“Yale scored an equally important pledge from  (Plainfield, N.J./Plainfield), a highly athletic 6-7 forward who took an official visit to Stanford earlier this month.

Sears was widely recruited by the vast majority of the Ivy League throughout the summer and saw his recruitment continue to escalate as he proved himself to be a dynamic two-way player. At Yale, his biggest impact may be on the defensive end of the floor where he’ll not only be able to defend multiple positions but also be able to serve as a dominant weak-side shot-blocker. “

Over at the DP Buzz Blog, Jack Eggleston “11 weighs in from the German ProB League, giving us a little insight on how he deals with losing.

“People often say that losing builds character, that you learn more from a loss than a win. I never bought into that idea. I”m more of the George Brett school of thought when he says, “If a tie is like kissing your sister, losing is like kissing your grandmother with her teeth out.” Whether it”s a game against Princeton in the Palestra or a “friendly” game of Blokus with my roommates, losing has never sat too well with me.”

And to wrap up, we point you back to the Ivy League”s most entertaining player blog, Mid Major Chillin.
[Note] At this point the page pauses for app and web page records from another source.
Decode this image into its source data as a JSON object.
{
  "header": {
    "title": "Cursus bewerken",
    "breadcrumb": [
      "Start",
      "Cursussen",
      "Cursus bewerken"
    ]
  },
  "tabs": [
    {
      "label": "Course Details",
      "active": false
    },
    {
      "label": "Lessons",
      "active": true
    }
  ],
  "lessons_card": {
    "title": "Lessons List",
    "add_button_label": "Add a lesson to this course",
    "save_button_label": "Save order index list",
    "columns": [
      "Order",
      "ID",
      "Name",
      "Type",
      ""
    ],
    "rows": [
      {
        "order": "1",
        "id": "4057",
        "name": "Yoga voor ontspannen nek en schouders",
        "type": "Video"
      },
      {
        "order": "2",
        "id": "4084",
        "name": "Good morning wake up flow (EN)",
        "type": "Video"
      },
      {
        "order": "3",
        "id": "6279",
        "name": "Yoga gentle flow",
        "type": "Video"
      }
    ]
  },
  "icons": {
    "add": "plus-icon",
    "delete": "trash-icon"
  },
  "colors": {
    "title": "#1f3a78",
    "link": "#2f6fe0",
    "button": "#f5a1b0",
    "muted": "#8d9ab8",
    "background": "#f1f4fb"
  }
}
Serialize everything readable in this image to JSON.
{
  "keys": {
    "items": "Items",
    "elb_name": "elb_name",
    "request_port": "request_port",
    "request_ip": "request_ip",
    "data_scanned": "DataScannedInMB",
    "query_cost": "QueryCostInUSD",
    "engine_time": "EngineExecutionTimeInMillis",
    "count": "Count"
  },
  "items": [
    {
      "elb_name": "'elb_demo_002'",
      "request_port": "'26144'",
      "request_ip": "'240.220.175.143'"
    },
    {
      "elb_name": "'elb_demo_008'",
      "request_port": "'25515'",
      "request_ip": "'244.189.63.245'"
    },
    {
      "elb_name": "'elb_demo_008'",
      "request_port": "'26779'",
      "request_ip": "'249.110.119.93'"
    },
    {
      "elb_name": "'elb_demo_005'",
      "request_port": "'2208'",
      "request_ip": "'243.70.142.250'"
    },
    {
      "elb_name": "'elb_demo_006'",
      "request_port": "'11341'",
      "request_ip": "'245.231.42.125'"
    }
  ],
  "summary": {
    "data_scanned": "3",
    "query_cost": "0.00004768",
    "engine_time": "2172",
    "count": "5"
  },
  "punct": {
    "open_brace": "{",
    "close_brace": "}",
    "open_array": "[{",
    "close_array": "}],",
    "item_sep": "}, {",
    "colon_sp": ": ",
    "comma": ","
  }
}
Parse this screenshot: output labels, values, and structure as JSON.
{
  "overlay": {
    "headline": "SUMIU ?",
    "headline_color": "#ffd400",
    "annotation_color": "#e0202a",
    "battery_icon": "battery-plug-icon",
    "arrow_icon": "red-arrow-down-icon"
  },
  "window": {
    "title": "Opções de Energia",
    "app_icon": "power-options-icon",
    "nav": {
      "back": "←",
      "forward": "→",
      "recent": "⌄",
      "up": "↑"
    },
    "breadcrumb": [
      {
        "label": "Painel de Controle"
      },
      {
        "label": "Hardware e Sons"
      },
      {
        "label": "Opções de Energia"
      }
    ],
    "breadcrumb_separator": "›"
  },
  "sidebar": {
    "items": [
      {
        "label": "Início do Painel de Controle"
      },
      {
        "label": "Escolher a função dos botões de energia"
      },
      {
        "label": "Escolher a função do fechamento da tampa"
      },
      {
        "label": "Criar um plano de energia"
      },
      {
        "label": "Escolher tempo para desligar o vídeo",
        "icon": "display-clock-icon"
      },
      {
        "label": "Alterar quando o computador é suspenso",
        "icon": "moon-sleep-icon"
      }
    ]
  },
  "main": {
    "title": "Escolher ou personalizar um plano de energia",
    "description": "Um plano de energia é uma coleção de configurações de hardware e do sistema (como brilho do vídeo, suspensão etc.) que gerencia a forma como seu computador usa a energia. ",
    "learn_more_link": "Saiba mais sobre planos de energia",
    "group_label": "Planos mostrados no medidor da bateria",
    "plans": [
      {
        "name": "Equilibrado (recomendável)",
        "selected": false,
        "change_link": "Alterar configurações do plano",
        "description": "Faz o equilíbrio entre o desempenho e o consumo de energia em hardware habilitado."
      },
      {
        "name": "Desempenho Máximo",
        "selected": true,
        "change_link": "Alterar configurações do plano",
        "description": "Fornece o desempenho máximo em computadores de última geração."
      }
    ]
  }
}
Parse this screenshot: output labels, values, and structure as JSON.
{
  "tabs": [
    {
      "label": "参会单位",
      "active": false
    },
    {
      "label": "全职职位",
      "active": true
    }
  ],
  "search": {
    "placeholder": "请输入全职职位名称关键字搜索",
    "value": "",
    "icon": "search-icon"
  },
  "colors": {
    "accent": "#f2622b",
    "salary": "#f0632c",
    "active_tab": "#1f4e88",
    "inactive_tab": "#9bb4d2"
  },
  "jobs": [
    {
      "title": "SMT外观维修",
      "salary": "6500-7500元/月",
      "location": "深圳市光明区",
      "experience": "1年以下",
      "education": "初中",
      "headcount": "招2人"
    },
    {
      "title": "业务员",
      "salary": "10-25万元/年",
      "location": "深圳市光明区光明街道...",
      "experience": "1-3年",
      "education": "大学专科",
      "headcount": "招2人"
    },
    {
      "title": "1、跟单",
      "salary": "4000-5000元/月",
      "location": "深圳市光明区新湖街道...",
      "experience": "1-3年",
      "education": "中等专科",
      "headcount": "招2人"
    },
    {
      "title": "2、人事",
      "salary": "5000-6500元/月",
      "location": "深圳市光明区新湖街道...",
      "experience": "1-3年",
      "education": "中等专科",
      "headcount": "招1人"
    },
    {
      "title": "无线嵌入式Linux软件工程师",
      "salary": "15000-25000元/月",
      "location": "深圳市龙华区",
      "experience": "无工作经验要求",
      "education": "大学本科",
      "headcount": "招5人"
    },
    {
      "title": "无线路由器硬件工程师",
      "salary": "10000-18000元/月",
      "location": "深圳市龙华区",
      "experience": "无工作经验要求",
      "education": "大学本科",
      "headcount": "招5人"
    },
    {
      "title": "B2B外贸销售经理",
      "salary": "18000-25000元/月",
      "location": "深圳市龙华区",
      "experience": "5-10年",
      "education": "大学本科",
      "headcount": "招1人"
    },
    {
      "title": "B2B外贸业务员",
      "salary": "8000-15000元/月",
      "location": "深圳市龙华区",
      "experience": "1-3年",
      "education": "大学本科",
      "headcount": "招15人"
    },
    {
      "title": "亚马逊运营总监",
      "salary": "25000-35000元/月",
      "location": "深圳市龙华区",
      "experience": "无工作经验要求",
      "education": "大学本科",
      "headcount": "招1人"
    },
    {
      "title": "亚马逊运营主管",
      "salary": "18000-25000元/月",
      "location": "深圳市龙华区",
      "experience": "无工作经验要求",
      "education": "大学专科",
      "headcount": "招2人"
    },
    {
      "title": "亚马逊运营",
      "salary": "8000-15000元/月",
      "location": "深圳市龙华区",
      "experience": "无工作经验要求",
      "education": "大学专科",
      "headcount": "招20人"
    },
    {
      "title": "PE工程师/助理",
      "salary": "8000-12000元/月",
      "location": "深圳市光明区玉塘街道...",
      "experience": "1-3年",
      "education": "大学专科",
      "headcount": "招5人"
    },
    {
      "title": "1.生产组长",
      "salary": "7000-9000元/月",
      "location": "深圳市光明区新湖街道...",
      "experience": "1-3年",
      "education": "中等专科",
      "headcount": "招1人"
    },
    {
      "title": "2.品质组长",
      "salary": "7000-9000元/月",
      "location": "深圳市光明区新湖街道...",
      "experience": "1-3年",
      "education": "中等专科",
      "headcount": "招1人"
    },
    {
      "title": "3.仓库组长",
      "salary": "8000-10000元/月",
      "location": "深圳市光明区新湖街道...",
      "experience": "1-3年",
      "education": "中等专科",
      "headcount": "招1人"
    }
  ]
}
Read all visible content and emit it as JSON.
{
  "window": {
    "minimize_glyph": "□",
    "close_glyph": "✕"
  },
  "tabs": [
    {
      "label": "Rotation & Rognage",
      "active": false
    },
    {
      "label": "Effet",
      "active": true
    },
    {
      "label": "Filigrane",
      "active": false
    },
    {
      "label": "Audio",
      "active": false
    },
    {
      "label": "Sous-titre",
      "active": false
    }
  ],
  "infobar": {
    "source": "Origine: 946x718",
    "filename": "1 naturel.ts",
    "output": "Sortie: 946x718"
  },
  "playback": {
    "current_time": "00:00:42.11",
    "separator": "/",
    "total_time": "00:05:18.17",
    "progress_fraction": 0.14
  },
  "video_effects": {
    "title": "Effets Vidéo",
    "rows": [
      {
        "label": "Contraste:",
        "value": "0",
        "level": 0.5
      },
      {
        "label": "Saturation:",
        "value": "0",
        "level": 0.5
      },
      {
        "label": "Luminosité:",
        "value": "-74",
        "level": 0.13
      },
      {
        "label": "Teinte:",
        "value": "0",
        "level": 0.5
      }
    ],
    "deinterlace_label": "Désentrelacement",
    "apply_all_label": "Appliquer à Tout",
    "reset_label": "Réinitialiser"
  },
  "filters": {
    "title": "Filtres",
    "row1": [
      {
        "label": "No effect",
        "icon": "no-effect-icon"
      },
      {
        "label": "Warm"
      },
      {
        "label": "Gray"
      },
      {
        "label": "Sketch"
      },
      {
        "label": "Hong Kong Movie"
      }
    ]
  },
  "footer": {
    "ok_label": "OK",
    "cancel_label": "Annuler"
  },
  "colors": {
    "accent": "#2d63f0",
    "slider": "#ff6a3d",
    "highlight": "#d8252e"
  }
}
This week, the crew posts about their marketing efforts with their website (business cards), as well as an environmental campaign in which the players participated that produced the following iconic image:

Yale's frontcourt is serious about the environment. (Photo Credit: midmajorchillin.blogspot.com)